Kaivo-oja, Jari et al. (2019). ”Digital Twins Approach and Future Knowledge Management Challenges: Where We Shall Need System Integration, Synergy Analyses and Synergy Measurements?”. In Uden, L. – Tinh, IH. & Corchado, J. (eds.) Knowledge Management in Organizations. KMO 2019. Communications in Computer and Information Science, 1027. Springer, Cham. DOI.
Kritzinger, W. et al. (2018). ”Digital Twin in manufacturing: A categorical literature review and classification.”. IFAC-PapersOnLine, 51(11), 1016–1022. DOI.
Lu, Y. et al. (2020). “Digital Twin-driven smart manufacturing: Connotation, reference model, applications and research issues.” Robotics and Computer-Integrated Manufacturing, 61. DOI.
Qi, Q. et al. (2019). “Enabling technologies and tools for digital twin”. Journal of Manufacturing Systems, in press. DOI.

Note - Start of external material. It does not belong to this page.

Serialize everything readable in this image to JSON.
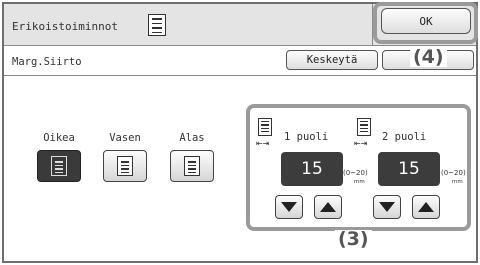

Saracco, Roberto (2019). “Digital Twins: Bridging Physical Space and Cyberspace”. Computer, 52(12), 58–64. DOI.
Talkhestani, B.A. et al. (2019). ”An architecture of an Intelligent Digital Twin in a Cyber-Physical Production System.” at – Automatisierungstechnik, 67(9), 762-782. DOI.
Tao, Fei & Qi, Qinglin (2019). ”Make more digital twins”. Nature. DOI.
Zhidchenko, V. et al. (2018). ”Faster than real-time simulation of mobile crane dynamics using digital twin concept”. Journal of Physics: Conference Series, 1096.
Warnke, Philine – Cuhls, Kerstin – Schmoch, Ultich – Daniel, Lea – Andreescu, Liviu – Dragomir, Bianca – Gheorghiu, Radu – Baboschi, Catalina – Curaj, Adrian – Parkkinen, Marjukka & Kuusi, Osmo (2019). 100 Radical Innovation Breakthroughs for the Future – The Radical Innovation Breakthrough Inquirer. Foresight-report. European Commission. Brussels. DOI.
Cover picture: Pixabay.com